In Search of Snow: More Hiking in the Canyons of the Sacramento Mountains

Gail and I did two more hikes in the Sacramento Mountains during her stay in New Mexico, one in December before Christmas break and the second in mid-January. The first, a 10 mile round trip, was done on a day when an afternoon snowstorm was forecasted and thus we left the relative warmth of the desert earlier than usual to start the 2 hour drive to the trailhead. Even before we finished ascending the mountains we could observe the snow clouds piling up, but it wasn’t until we were an hour or so into the hike that the wind really picked up and snow felt imminent. For whatever reason the actual flakes held off during our hike but the entire time it was cold, extremely windy, and clammy ā€“ which was not very pleasant once I discovered my waterproof shoes were no longer waterproof. We’ll just say I spent 3 hours being very cold and maybe 1 hour being pretty cold.

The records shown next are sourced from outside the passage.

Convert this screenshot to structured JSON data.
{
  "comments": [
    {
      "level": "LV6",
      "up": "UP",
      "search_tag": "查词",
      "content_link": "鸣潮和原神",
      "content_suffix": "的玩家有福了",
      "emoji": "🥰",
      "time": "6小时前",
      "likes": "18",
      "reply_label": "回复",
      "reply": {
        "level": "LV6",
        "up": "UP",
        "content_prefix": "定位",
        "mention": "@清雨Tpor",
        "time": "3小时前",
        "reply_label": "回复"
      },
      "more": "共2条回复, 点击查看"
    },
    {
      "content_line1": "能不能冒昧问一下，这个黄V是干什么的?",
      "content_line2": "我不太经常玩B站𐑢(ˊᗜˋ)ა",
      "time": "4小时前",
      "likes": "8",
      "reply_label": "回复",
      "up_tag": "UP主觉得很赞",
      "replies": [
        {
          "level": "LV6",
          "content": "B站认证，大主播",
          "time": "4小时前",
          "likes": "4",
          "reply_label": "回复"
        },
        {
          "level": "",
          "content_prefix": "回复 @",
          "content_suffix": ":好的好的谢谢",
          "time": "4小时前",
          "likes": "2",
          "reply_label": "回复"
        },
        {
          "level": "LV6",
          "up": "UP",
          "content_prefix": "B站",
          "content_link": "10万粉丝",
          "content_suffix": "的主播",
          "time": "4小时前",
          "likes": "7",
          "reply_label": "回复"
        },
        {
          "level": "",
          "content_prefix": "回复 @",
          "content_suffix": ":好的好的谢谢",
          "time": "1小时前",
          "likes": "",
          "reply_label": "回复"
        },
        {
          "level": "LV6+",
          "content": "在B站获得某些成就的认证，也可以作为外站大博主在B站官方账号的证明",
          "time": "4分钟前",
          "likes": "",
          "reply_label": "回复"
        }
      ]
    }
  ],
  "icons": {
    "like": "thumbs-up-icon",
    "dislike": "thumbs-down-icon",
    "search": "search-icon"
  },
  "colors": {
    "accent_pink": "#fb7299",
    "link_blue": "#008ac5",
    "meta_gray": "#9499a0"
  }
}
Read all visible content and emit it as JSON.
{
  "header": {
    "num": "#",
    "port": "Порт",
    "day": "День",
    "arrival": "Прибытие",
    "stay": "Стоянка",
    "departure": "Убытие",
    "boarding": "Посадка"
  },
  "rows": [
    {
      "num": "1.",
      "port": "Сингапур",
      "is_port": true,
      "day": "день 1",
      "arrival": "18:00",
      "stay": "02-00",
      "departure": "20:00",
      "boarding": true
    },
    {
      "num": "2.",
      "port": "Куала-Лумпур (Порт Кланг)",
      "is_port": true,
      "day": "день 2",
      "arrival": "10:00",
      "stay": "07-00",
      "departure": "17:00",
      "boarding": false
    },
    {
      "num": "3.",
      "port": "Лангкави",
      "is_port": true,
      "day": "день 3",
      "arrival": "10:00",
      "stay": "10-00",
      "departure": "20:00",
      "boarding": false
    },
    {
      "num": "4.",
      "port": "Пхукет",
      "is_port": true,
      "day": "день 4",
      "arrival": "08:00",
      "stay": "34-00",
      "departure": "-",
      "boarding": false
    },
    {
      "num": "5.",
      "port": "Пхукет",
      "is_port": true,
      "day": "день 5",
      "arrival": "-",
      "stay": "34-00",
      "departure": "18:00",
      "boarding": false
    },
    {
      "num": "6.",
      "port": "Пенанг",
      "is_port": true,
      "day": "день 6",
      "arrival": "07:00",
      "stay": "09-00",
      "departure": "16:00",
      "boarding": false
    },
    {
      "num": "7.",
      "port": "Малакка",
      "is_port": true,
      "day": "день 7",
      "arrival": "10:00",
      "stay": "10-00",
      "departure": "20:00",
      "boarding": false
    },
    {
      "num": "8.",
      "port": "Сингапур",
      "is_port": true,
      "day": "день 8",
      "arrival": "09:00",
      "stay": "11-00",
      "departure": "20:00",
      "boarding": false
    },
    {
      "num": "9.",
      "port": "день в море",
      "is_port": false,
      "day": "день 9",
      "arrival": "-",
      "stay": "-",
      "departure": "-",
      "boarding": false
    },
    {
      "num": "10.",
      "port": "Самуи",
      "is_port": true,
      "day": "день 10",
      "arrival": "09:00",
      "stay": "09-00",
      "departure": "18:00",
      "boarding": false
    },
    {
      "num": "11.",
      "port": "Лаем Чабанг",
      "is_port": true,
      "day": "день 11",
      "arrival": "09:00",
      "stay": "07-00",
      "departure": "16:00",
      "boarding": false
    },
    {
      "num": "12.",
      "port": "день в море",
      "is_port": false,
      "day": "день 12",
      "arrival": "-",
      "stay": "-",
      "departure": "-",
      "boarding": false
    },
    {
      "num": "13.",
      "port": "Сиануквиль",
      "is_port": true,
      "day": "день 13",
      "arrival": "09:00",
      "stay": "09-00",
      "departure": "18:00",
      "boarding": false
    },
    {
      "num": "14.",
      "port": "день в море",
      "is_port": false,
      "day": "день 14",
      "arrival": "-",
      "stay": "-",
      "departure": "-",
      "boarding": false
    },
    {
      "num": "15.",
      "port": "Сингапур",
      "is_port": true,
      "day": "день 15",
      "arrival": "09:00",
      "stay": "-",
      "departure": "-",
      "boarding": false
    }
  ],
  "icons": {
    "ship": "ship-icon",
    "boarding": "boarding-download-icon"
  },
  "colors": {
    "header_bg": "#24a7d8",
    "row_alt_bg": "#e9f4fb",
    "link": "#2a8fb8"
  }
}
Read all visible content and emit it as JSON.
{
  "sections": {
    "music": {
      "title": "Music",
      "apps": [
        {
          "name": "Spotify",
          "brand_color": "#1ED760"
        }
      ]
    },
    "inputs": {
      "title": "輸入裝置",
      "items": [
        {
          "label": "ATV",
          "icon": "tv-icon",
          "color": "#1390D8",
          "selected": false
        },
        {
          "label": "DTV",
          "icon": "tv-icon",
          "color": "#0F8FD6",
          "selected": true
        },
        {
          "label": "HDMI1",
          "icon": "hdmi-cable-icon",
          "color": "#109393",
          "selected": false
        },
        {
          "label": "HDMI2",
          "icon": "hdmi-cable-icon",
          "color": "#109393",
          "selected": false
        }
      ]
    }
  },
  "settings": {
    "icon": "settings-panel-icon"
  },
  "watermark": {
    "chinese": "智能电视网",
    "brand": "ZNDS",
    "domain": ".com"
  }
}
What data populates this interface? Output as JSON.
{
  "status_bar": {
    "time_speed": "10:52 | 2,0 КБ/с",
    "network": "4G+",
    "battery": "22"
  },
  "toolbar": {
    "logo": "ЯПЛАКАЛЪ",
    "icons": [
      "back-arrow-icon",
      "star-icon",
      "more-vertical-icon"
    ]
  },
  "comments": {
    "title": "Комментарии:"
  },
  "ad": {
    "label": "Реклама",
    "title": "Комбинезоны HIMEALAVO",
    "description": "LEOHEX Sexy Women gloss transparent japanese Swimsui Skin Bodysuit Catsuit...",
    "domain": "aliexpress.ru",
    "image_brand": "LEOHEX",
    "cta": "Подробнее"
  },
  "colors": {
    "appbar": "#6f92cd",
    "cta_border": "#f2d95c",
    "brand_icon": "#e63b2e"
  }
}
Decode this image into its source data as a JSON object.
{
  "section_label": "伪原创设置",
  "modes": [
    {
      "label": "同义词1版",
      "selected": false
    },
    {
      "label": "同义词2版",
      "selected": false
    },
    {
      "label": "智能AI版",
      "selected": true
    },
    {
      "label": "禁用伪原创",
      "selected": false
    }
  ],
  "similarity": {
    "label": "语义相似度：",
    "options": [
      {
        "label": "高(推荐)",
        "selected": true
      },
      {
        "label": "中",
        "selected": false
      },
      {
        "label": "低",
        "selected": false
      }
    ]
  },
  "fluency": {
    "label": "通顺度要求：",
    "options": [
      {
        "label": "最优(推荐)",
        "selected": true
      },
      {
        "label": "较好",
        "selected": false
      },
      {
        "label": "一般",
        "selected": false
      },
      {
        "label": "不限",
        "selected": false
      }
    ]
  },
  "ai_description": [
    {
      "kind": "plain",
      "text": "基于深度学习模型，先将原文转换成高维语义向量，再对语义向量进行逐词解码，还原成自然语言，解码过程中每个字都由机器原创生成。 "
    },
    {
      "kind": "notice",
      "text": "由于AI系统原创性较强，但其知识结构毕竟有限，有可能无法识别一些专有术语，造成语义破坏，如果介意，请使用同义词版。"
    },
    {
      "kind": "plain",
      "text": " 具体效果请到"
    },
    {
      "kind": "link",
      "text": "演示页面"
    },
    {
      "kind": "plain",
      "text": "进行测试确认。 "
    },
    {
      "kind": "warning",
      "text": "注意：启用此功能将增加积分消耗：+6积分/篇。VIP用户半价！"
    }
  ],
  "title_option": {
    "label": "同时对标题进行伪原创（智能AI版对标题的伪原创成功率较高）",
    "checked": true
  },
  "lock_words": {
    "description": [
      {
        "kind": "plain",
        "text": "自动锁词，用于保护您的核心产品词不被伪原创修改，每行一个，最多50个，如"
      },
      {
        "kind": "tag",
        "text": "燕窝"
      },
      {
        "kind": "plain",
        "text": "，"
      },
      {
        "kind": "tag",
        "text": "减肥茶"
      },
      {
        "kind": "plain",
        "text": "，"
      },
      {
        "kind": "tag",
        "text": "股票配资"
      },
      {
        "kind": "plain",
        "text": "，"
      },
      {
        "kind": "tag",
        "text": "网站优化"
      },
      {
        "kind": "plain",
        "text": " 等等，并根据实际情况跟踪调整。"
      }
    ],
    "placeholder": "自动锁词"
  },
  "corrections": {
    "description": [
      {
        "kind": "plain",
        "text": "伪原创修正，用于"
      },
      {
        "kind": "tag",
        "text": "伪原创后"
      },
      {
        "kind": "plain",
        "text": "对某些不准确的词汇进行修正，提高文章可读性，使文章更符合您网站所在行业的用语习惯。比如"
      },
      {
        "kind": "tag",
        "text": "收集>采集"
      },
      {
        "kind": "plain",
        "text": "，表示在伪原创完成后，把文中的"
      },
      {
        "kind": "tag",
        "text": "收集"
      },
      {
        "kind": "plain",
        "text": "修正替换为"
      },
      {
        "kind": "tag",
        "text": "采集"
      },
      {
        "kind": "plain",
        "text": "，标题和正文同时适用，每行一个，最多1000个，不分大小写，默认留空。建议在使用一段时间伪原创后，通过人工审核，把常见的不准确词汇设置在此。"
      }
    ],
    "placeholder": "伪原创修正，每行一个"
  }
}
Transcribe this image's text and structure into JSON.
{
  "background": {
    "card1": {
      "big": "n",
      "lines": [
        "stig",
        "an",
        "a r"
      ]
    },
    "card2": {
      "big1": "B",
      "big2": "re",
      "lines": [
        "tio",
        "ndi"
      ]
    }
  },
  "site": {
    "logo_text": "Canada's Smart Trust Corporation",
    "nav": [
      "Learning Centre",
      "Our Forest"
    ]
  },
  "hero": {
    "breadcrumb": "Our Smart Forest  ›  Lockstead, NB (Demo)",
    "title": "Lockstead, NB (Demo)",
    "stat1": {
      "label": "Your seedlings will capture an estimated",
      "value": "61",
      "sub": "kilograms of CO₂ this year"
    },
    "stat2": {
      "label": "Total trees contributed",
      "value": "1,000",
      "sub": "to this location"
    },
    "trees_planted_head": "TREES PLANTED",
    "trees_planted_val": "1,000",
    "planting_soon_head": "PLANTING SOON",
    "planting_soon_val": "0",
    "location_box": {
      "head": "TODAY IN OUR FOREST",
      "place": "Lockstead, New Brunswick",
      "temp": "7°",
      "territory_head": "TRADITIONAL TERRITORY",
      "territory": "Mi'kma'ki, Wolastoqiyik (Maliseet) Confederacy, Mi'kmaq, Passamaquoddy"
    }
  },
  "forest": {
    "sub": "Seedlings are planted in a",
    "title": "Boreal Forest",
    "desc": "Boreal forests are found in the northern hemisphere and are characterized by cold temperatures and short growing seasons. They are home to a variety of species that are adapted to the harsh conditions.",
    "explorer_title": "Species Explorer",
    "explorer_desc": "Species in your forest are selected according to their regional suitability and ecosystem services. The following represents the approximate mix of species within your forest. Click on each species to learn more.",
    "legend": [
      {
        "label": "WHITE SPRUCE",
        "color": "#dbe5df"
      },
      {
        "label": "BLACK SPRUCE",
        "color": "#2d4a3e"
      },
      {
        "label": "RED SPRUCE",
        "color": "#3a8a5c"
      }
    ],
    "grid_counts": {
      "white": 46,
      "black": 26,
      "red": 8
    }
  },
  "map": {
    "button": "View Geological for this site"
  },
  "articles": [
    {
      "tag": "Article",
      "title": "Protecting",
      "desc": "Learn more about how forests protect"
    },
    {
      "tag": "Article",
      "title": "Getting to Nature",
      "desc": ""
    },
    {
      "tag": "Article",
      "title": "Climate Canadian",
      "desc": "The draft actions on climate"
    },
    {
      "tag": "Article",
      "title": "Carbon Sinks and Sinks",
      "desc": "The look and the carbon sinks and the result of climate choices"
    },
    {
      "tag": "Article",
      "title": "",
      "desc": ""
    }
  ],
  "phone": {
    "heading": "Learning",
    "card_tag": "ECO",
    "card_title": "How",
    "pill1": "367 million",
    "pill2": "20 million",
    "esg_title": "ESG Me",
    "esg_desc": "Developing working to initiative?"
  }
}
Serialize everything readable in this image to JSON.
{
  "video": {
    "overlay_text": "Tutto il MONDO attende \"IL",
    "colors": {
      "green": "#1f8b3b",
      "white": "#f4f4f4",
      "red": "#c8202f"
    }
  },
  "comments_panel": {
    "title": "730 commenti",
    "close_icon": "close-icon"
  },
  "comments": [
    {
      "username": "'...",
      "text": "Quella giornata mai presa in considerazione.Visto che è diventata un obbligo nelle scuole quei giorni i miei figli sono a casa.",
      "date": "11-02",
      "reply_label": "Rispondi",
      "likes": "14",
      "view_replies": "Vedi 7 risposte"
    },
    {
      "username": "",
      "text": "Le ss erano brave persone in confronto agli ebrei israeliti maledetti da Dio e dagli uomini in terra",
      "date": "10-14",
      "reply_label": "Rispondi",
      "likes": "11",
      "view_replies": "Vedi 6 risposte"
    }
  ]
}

Despite the wet and freezing conditions, I really enjoyed the day since it was my second snow hike of the year, and also because I can’t help feeling excited when I know snow is coming. It’s kind of funny but I spent the first 4 winters after leaving the Northeast thrilled that I could avoid snow and cold temperatures by spending those months building and hiking in the desert, but at some point a couple years ago I just found myself craving winter again, not to mention missing trees. And so I relished the opportunity to be able to hike in the brisk air and snowy mountains last winter even if it meant I drove over 4 hours in order to do it.

Anyways, while these photos might seem underwhelming, I can assure you this was one of the more beautiful trails in the Sacamentos I’ve done, and one I’ve since hiked again. As coincidence would have it, my second outing was during a 3 hour thunderstorm in July (ah, monsoon season…), but that too was a lovely and enjoyable hike despite my getting soaked. Someday I intend to hike it sans a weather event and enjoy it without the distraction.

The second trail, completed more than a month later, was also an exceptionally pretty hike — and one that wasn’t particularly well represented by my photos. There was a good deal more snow on this jaunt, particularly when we got into the upper canyon, enough that it required us humans to slow our pace even as it spurred the dog to start frolicking. I lost one of my microspikes on the ascent (though located it on the return!) which made for a bit of sliding on the icy stretches, but the wide path and lack of rocky steps made it an overall easy climb.

I chose this hike in my quest to visit more fire towers but to be honest the trail was enjoyable in its own right and had a lovely stand of aspen near the top. Once we emerged onto the ridge the snow became more spotty and the snippets of vistas through the fir became more enticing. Arriving at the lookout complex we three breaked for a snack before us humans shed our packs and ascended the structure. Unlike some other fire tower hikes I’ve been on our view was restricted primarily to tree tops ā€“ with some limited sight lines to the White Sands Basin below ā€“ but it was wonderful to have the feeling of being enfolded in the towering evergreens despite the lack of sweeping vistas that often characterize lookout tower hikes.

After the descent from the lookout we wandered a bit around for awhile, scoping out the fire road from the south as well as the various outbuildings scattered around the plateau before committing to our return path. As the hike turned out to be a shorter one we enjoyed a leisurely trek downhill, admiring the fir and aspen coddled in snow before emerging at the junction with the larger canyon.